from The American Heritage® Dictionary of the English Language, 4th Edition
- adj. Obstructing or closing natural openings or passages of the body.
- n. An obstruent medicine or agent.
- n. Linguistics A sound, such as a stop, fricative, or affricate, that is produced with complete blockage or at least partial constriction of the airflow through the nose or mouth.
from Wiktionary, Creative Commons Attribution/Share-Alike License
- n. a consonant sound formed by obstructing the airway, causing turbulence; the generic term of plosive, fricative and affricate
from the GNU version of the Collaborative International Dictionary of English
- adj. Causing obstruction; blocking up; hindering.
- n. Anything that obstructs or closes a passage; esp., that which obstructs natural passages in the body.
from The Century Dictionary and Cyclopedia
- Obstructive; impeding.
- n. Anything that obstructs; especially, anything that blocks up the natural passages of the body.
from WordNet 3.0 Copyright 2006 by Princeton University. All rights reserved.
- n. a consonant that is produced with a partial or complete blockage of the airflow from the lungs through the nose or mouth
If I'm correct about terminal obstruent devoicing continuing in the region, then they never did speak Old High German as we usually think of it note that terminal obstruent devoicing is one of the criteria for distinguishing MHG from OHG.
This led to terminal obstruent devoicing spreading to the rest of the continuum, and I suspect that þd may also have originated with the Franconian node though this is little more than speculation.
For instance, in the prehistory of Modern Persian, apocope introduced word-final clusters of obstruent or nasal + r.

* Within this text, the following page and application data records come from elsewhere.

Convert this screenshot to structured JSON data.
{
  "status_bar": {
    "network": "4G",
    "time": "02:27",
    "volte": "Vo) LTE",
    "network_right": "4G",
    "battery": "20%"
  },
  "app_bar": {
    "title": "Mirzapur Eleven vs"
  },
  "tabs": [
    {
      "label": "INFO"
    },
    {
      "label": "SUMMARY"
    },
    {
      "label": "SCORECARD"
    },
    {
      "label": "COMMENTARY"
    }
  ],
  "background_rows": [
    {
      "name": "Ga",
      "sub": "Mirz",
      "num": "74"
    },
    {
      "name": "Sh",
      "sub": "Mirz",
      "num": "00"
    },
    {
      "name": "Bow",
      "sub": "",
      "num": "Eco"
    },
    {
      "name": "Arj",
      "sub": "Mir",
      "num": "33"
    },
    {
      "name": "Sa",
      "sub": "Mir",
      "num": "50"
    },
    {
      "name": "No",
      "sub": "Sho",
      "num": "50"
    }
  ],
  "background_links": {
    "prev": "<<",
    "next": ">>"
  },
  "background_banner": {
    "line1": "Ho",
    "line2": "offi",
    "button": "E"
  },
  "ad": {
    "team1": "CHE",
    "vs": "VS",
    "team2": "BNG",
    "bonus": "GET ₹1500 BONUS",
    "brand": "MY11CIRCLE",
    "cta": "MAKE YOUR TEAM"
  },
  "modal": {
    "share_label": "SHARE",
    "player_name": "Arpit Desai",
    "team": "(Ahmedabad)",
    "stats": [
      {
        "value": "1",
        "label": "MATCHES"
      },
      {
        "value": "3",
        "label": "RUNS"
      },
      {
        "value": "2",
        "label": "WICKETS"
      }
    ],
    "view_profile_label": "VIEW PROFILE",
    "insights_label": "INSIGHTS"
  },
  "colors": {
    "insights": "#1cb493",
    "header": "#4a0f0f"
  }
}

My transcription is the standard followed by both Szczurowski 1954 and Patkanyi 1963, in which g is understood as a voiced obstruent of unknown/indeterminate value and many perhaps most scholars interpretet it as dental [d] or even interdental fricative [D]!